Concerning my monograph on chipmunk behavior published in 1978, I am pleased to announce that you can now download a hi-resolution PDF copy, thanks to Smithsonian Institution. I had no idea they had made it available online (click on the graphic to access the PDF):
Reference: Elliott, Lang. 1978. Social Behavior and Foraging Ecology of the Eastern Chipmunk (Tamias striatus) in the Adirondack Mountains, Smithsonian Contributions to Zoology, Number 265, Smithsonian Institution Press, Washington, D.C.
Just so we’re all up to speed on this matter, be sure to check out my two previous blog posts: The Clucking Munk and The Chipping Munk. Below is a summary recording featuring the chipmunk’s aerial predator alarm call, cluck, cluck, cluck, cluck … (ending with a chip-trill), followed by high-pitched chipping, chip, chip, chip, chip …, the latter most often given in the presence of ground predators (at least that’s my educated guess):
An Eastern Chipmunk giving ‘cluck’ calls followed by another individual giving ‘chip’ calls. Recordings by Lang Elliott made in the Adirdondack Mountains of upstate New York.
One friend tells me he has heard chipmunks clucking in the presence of house cats, and it appeared to him that the cats were stalking the chipmunks and that the chipmunks were responding with the clucks. I would be the first to admit that clucks might be given in response to ground predators, even though my experience has been otherwise. Given that chipmunks may cluck for five or ten minutes after a hawk has flown away, it is quite possible that a cat would walk by during that refractory period, leading an observer to believe the cat is responsible. On the other hand, maybe they do cluck in response to cats. I certainly have no observations to the contrary.

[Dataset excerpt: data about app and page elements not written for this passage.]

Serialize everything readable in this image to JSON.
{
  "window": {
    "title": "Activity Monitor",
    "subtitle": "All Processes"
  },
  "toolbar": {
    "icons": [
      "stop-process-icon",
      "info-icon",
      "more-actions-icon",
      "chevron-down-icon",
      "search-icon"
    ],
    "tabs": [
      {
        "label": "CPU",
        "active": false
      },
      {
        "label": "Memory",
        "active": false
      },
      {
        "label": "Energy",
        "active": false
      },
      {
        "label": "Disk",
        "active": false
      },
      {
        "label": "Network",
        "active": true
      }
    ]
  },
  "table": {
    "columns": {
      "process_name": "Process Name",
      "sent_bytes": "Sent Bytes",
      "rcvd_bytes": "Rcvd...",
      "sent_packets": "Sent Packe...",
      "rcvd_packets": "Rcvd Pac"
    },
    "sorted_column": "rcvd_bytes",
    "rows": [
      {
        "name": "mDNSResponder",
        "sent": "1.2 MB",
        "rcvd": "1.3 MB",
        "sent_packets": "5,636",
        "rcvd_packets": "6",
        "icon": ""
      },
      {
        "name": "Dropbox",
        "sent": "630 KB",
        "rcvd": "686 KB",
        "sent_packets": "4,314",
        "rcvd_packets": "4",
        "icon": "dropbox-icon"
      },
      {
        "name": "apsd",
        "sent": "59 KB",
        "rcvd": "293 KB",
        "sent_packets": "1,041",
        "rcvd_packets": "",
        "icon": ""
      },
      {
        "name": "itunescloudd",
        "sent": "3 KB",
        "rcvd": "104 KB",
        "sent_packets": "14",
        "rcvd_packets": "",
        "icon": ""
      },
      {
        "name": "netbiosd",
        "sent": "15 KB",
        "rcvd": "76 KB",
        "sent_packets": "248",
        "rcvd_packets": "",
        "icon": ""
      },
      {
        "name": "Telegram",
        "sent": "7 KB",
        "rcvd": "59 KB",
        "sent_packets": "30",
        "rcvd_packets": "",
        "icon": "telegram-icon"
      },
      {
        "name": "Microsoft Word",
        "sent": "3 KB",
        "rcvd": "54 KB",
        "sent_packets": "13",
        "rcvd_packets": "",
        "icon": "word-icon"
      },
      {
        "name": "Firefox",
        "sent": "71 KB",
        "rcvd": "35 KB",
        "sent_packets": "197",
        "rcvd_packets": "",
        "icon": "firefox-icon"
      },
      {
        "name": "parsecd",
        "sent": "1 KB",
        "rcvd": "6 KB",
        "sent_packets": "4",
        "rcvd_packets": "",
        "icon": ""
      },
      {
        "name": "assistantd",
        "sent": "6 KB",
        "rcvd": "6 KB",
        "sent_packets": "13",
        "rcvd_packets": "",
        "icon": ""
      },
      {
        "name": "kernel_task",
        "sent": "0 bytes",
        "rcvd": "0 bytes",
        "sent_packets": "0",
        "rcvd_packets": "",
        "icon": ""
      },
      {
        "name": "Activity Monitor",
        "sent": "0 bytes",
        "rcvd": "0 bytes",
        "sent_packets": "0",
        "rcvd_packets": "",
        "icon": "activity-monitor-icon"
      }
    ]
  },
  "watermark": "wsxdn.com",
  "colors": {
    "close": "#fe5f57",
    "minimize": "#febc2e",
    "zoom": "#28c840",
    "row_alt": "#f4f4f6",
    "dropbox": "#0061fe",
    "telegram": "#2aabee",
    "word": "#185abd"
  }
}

To my blog followers: Let me know if any of you have something relevant to add to this discussion. Have you noticed the clucking yourself? And have you ever nailed down an event (aerial predator fly-by, ground predator walk-by, etc.) that you think actually instigated a clucking bout? Have you ever heard chipmunks cluck in response to cats nearby?